Action item
Exact repetition, pictures omitted: give every record below again.
[[ Available data, beginning ]]
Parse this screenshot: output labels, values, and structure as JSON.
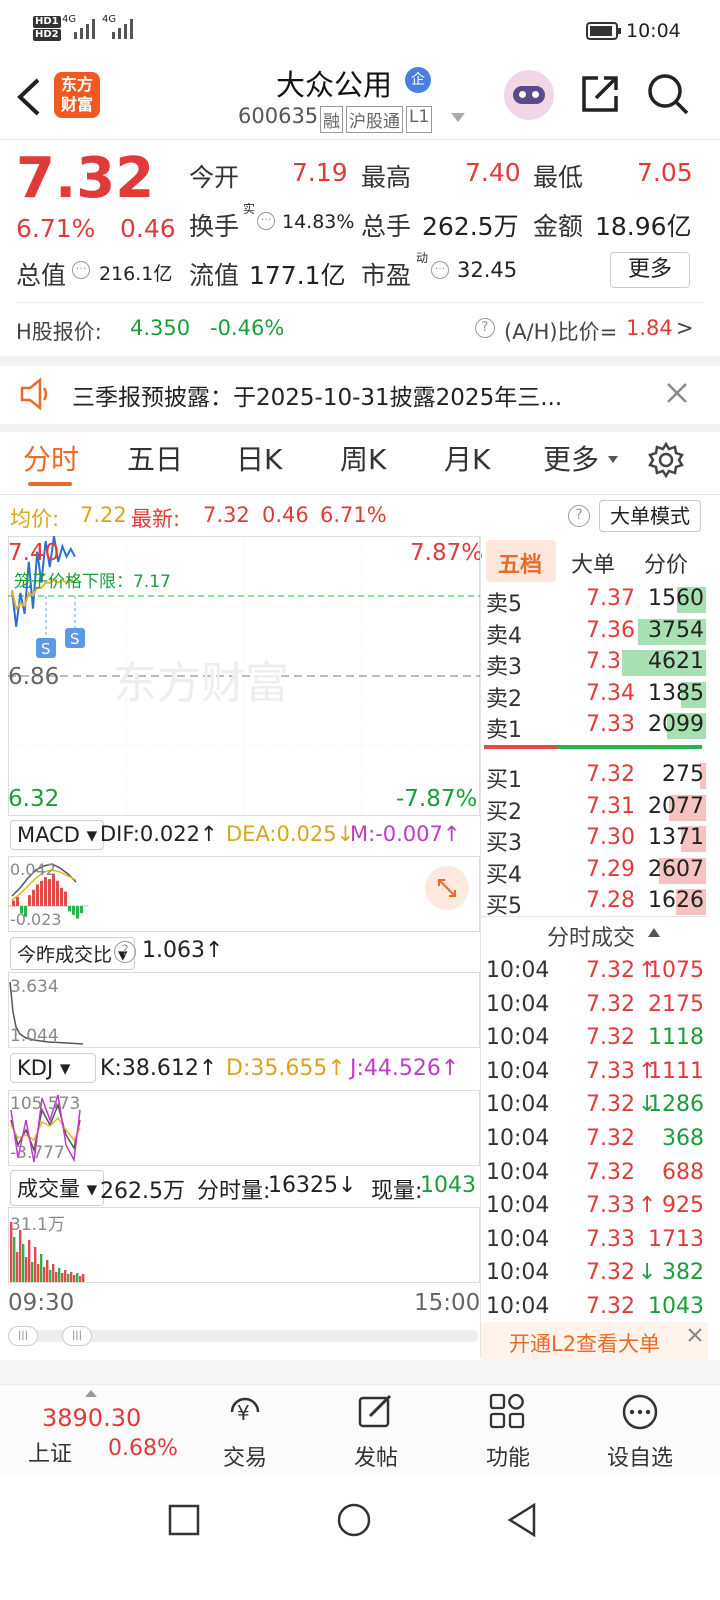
{
  "status_bar": {
    "net1": "HD1",
    "net2": "HD2",
    "sig1": "4G",
    "sig2": "4G",
    "time": "10:04"
  },
  "header": {
    "title": "大众公用",
    "badge": "企",
    "code": "600635",
    "tags": [
      "融",
      "沪股通",
      "L1"
    ],
    "logo_line1": "东方",
    "logo_line2": "财富"
  },
  "quote": {
    "price": "7.32",
    "change_pct": "6.71%",
    "change": "0.46",
    "open_label": "今开",
    "open": "7.19",
    "high_label": "最高",
    "high": "7.40",
    "low_label": "最低",
    "low": "7.05",
    "turnover_label": "换手",
    "turnover_sup": "实",
    "turnover": "14.83%",
    "volume_label": "总手",
    "volume": "262.5万",
    "amount_label": "金额",
    "amount": "18.96亿",
    "mktcap_label": "总值",
    "mktcap": "216.1亿",
    "float_label": "流值",
    "float": "177.1亿",
    "pe_label": "市盈",
    "pe_sup": "动",
    "pe": "32.45",
    "more_label": "更多"
  },
  "hshare": {
    "label": "H股报价:",
    "price": "4.350",
    "change": "-0.46%",
    "ratio_label": "(A/H)比价=",
    "ratio": "1.84",
    "arrow": ">"
  },
  "notice": {
    "text": "三季报预披露：于2025-10-31披露2025年三..."
  },
  "tabs": [
    "分时",
    "五日",
    "日K",
    "周K",
    "月K",
    "更多"
  ],
  "active_tab": "分时",
  "info_line": {
    "avg_label": "均价:",
    "avg": "7.22",
    "latest_label": "最新:",
    "latest": "7.32",
    "chg": "0.46",
    "pct": "6.71%",
    "mode_button": "大单模式"
  },
  "chart": {
    "y_top": "7.40",
    "y_mid": "6.86",
    "y_bottom": "6.32",
    "pct_top": "7.87%",
    "pct_bottom": "-7.87%",
    "limit_label": "笼子价格下限：7.17",
    "watermark": "东方财富",
    "time_start": "09:30",
    "time_end": "15:00"
  },
  "chart_data": {
    "type": "line",
    "x_range": [
      "09:30",
      "15:00"
    ],
    "ylim": [
      6.32,
      7.4
    ],
    "reference": 6.86,
    "series": [
      {
        "values": [
          7.19,
          7.05,
          7.18,
          7.1,
          7.3,
          7.12,
          7.34,
          7.22,
          7.38,
          7.28,
          7.4,
          7.3,
          7.36,
          7.32,
          7.35,
          7.32
        ]
      },
      {
        "values": [
          7.19,
          7.12,
          7.14,
          7.13,
          7.18,
          7.17,
          7.2,
          7.2,
          7.22,
          7.22,
          7.23,
          7.22,
          7.23,
          7.22,
          7.23,
          7.22
        ]
      }
    ]
  },
  "macd": {
    "selector": "MACD",
    "dif": "DIF:0.022↑",
    "dea": "DEA:0.025↓",
    "m": "M:-0.007↑",
    "y_top": "0.042",
    "y_bottom": "-0.023"
  },
  "ratio_ind": {
    "selector": "今昨成交比",
    "value": "1.063↑",
    "y_top": "3.634",
    "y_bottom": "1.044"
  },
  "kdj": {
    "selector": "KDJ",
    "k": "K:38.612↑",
    "d": "D:35.655↑",
    "j": "J:44.526↑",
    "y_top": "105.573",
    "y_bottom": "-3.777"
  },
  "vol_ind": {
    "selector": "成交量",
    "total": "262.5万",
    "fs_label": "分时量:",
    "fs": "16325↓",
    "now_label": "现量:",
    "now": "1043",
    "y_top": "31.1万"
  },
  "orderbook": {
    "tabs": [
      "五档",
      "大单",
      "分价"
    ],
    "sells": [
      {
        "label": "卖5",
        "price": "7.37",
        "vol": "1560",
        "ratio": 0.26
      },
      {
        "label": "卖4",
        "price": "7.36",
        "vol": "3754",
        "ratio": 0.62
      },
      {
        "label": "卖3",
        "price": "7.35",
        "vol": "4621",
        "ratio": 0.76
      },
      {
        "label": "卖2",
        "price": "7.34",
        "vol": "1385",
        "ratio": 0.23
      },
      {
        "label": "卖1",
        "price": "7.33",
        "vol": "2099",
        "ratio": 0.35
      }
    ],
    "buys": [
      {
        "label": "买1",
        "price": "7.32",
        "vol": "275",
        "ratio": 0.05
      },
      {
        "label": "买2",
        "price": "7.31",
        "vol": "2077",
        "ratio": 0.34
      },
      {
        "label": "买3",
        "price": "7.30",
        "vol": "1371",
        "ratio": 0.23
      },
      {
        "label": "买4",
        "price": "7.29",
        "vol": "2607",
        "ratio": 0.43
      },
      {
        "label": "买5",
        "price": "7.28",
        "vol": "1626",
        "ratio": 0.27
      }
    ],
    "bs_ratio": 0.34
  },
  "trades": {
    "title": "分时成交",
    "rows": [
      {
        "time": "10:04",
        "price": "7.32",
        "arrow": "↑",
        "vol": "1075",
        "color": "red"
      },
      {
        "time": "10:04",
        "price": "7.32",
        "arrow": "",
        "vol": "2175",
        "color": "red"
      },
      {
        "time": "10:04",
        "price": "7.32",
        "arrow": "",
        "vol": "1118",
        "color": "green"
      },
      {
        "time": "10:04",
        "price": "7.33",
        "arrow": "↑",
        "vol": "1111",
        "color": "red"
      },
      {
        "time": "10:04",
        "price": "7.32",
        "arrow": "↓",
        "vol": "1286",
        "color": "green"
      },
      {
        "time": "10:04",
        "price": "7.32",
        "arrow": "",
        "vol": "368",
        "color": "green"
      },
      {
        "time": "10:04",
        "price": "7.32",
        "arrow": "",
        "vol": "688",
        "color": "red"
      },
      {
        "time": "10:04",
        "price": "7.33",
        "arrow": "↑",
        "vol": "925",
        "color": "red"
      },
      {
        "time": "10:04",
        "price": "7.33",
        "arrow": "",
        "vol": "1713",
        "color": "red"
      },
      {
        "time": "10:04",
        "price": "7.32",
        "arrow": "↓",
        "vol": "382",
        "color": "green"
      },
      {
        "time": "10:04",
        "price": "7.32",
        "arrow": "",
        "vol": "1043",
        "color": "green"
      }
    ],
    "l2_banner": "开通L2查看大单"
  },
  "bottom_nav": {
    "index_value": "3890.30",
    "index_name": "上证",
    "index_change": "0.68%",
    "items": [
      "交易",
      "发帖",
      "功能",
      "设自选"
    ]
  }
}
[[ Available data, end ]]
Answer for this exercise
Parse this screenshot: output labels, values, and structure as JSON.
{
  "status_bar": {
    "net1": "HD1",
    "net2": "HD2",
    "sig1": "4G",
    "sig2": "4G",
    "time": "10:04"
  },
  "header": {
    "title": "大众公用",
    "badge": "企",
    "code": "600635",
    "tags": [
      "融",
      "沪股通",
      "L1"
    ],
    "logo_line1": "东方",
    "logo_line2": "财富"
  },
  "quote": {
    "price": "7.32",
    "change_pct": "6.71%",
    "change": "0.46",
    "open_label": "今开",
    "open": "7.19",
    "high_label": "最高",
    "high": "7.40",
    "low_label": "最低",
    "low": "7.05",
    "turnover_label": "换手",
    "turnover_sup": "实",
    "turnover": "14.83%",
    "volume_label": "总手",
    "volume": "262.5万",
    "amount_label": "金额",
    "amount": "18.96亿",
    "mktcap_label": "总值",
    "mktcap": "216.1亿",
    "float_label": "流值",
    "float": "177.1亿",
    "pe_label": "市盈",
    "pe_sup": "动",
    "pe": "32.45",
    "more_label": "更多"
  },
  "hshare": {
    "label": "H股报价:",
    "price": "4.350",
    "change": "-0.46%",
    "ratio_label": "(A/H)比价=",
    "ratio": "1.84",
    "arrow": ">"
  },
  "notice": {
    "text": "三季报预披露：于2025-10-31披露2025年三..."
  },
  "tabs": [
    "分时",
    "五日",
    "日K",
    "周K",
    "月K",
    "更多"
  ],
  "active_tab": "分时",
  "info_line": {
    "avg_label": "均价:",
    "avg": "7.22",
    "latest_label": "最新:",
    "latest": "7.32",
    "chg": "0.46",
    "pct": "6.71%",
    "mode_button": "大单模式"
  },
  "chart": {
    "y_top": "7.40",
    "y_mid": "6.86",
    "y_bottom": "6.32",
    "pct_top": "7.87%",
    "pct_bottom": "-7.87%",
    "limit_label": "笼子价格下限：7.17",
    "watermark": "东方财富",
    "time_start": "09:30",
    "time_end": "15:00"
  },
  "chart_data": {
    "type": "line",
    "x_range": [
      "09:30",
      "15:00"
    ],
    "ylim": [
      6.32,
      7.4
    ],
    "reference": 6.86,
    "series": [
      {
        "values": [
          7.19,
          7.05,
          7.18,
          7.1,
          7.3,
          7.12,
          7.34,
          7.22,
          7.38,
          7.28,
          7.4,
          7.3,
          7.36,
          7.32,
          7.35,
          7.32
        ]
      },
      {
        "values": [
          7.19,
          7.12,
          7.14,
          7.13,
          7.18,
          7.17,
          7.2,
          7.2,
          7.22,
          7.22,
          7.23,
          7.22,
          7.23,
          7.22,
          7.23,
          7.22
        ]
      }
    ]
  },
  "macd": {
    "selector": "MACD",
    "dif": "DIF:0.022↑",
    "dea": "DEA:0.025↓",
    "m": "M:-0.007↑",
    "y_top": "0.042",
    "y_bottom": "-0.023"
  },
  "ratio_ind": {
    "selector": "今昨成交比",
    "value": "1.063↑",
    "y_top": "3.634",
    "y_bottom": "1.044"
  },
  "kdj": {
    "selector": "KDJ",
    "k": "K:38.612↑",
    "d": "D:35.655↑",
    "j": "J:44.526↑",
    "y_top": "105.573",
    "y_bottom": "-3.777"
  },
  "vol_ind": {
    "selector": "成交量",
    "total": "262.5万",
    "fs_label": "分时量:",
    "fs": "16325↓",
    "now_label": "现量:",
    "now": "1043",
    "y_top": "31.1万"
  },
  "orderbook": {
    "tabs": [
      "五档",
      "大单",
      "分价"
    ],
    "sells": [
      {
        "label": "卖5",
        "price": "7.37",
        "vol": "1560",
        "ratio": 0.26
      },
      {
        "label": "卖4",
        "price": "7.36",
        "vol": "3754",
        "ratio": 0.62
      },
      {
        "label": "卖3",
        "price": "7.35",
        "vol": "4621",
        "ratio": 0.76
      },
      {
        "label": "卖2",
        "price": "7.34",
        "vol": "1385",
        "ratio": 0.23
      },
      {
        "label": "卖1",
        "price": "7.33",
        "vol": "2099",
        "ratio": 0.35
      }
    ],
    "buys": [
      {
        "label": "买1",
        "price": "7.32",
        "vol": "275",
        "ratio": 0.05
      },
      {
        "label": "买2",
        "price": "7.31",
        "vol": "2077",
        "ratio": 0.34
      },
      {
        "label": "买3",
        "price": "7.30",
        "vol": "1371",
        "ratio": 0.23
      },
      {
        "label": "买4",
        "price": "7.29",
        "vol": "2607",
        "ratio": 0.43
      },
      {
        "label": "买5",
        "price": "7.28",
        "vol": "1626",
        "ratio": 0.27
      }
    ],
    "bs_ratio": 0.34
  },
  "trades": {
    "title": "分时成交",
    "rows": [
      {
        "time": "10:04",
        "price": "7.32",
        "arrow": "↑",
        "vol": "1075",
        "color": "red"
      },
      {
        "time": "10:04",
        "price": "7.32",
        "arrow": "",
        "vol": "2175",
        "color": "red"
      },
      {
        "time": "10:04",
        "price": "7.32",
        "arrow": "",
        "vol": "1118",
        "color": "green"
      },
      {
        "time": "10:04",
        "price": "7.33",
        "arrow": "↑",
        "vol": "1111",
        "color": "red"
      },
      {
        "time": "10:04",
        "price": "7.32",
        "arrow": "↓",
        "vol": "1286",
        "color": "green"
      },
      {
        "time": "10:04",
        "price": "7.32",
        "arrow": "",
        "vol": "368",
        "color": "green"
      },
      {
        "time": "10:04",
        "price": "7.32",
        "arrow": "",
        "vol": "688",
        "color": "red"
      },
      {
        "time": "10:04",
        "price": "7.33",
        "arrow": "↑",
        "vol": "925",
        "color": "red"
      },
      {
        "time": "10:04",
        "price": "7.33",
        "arrow": "",
        "vol": "1713",
        "color": "red"
      },
      {
        "time": "10:04",
        "price": "7.32",
        "arrow": "↓",
        "vol": "382",
        "color": "green"
      },
      {
        "time": "10:04",
        "price": "7.32",
        "arrow": "",
        "vol": "1043",
        "color": "green"
      }
    ],
    "l2_banner": "开通L2查看大单"
  },
  "bottom_nav": {
    "index_value": "3890.30",
    "index_name": "上证",
    "index_change": "0.68%",
    "items": [
      "交易",
      "发帖",
      "功能",
      "设自选"
    ]
  }
}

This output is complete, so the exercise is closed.